* What you should do:
Would you find each line in the entries below with the string "lightning" and copy it?

Page and application data records:
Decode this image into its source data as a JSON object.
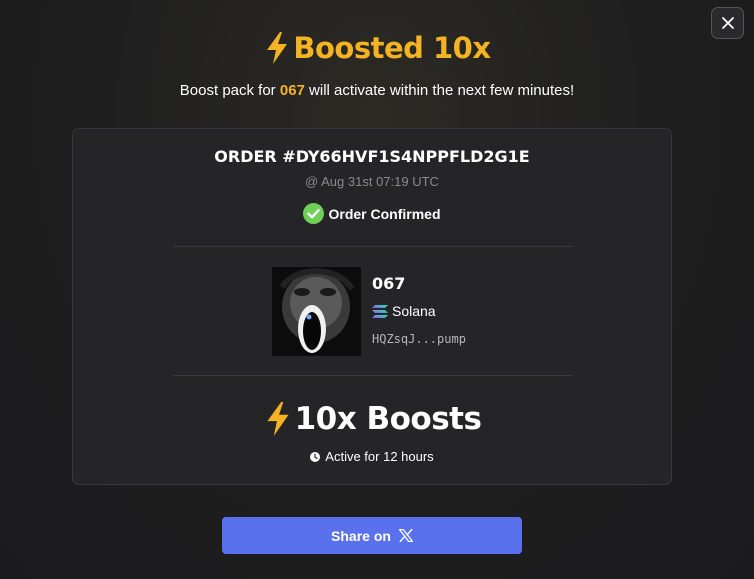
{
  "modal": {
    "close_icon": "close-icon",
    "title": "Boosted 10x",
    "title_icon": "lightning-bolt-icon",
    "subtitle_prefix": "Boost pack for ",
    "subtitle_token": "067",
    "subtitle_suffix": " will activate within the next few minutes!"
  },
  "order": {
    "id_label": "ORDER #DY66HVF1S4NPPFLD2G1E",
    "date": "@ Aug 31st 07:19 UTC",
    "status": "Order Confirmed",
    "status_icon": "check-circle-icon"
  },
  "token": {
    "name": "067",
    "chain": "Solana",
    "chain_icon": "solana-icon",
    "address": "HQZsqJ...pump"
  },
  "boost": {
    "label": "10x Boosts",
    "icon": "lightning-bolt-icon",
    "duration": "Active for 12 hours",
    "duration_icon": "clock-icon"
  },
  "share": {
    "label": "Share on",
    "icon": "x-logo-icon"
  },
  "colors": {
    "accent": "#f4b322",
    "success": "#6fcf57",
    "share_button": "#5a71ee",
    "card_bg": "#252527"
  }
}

* Solution:
    "title_icon": "lightning-bolt-icon",
    "icon": "lightning-bolt-icon",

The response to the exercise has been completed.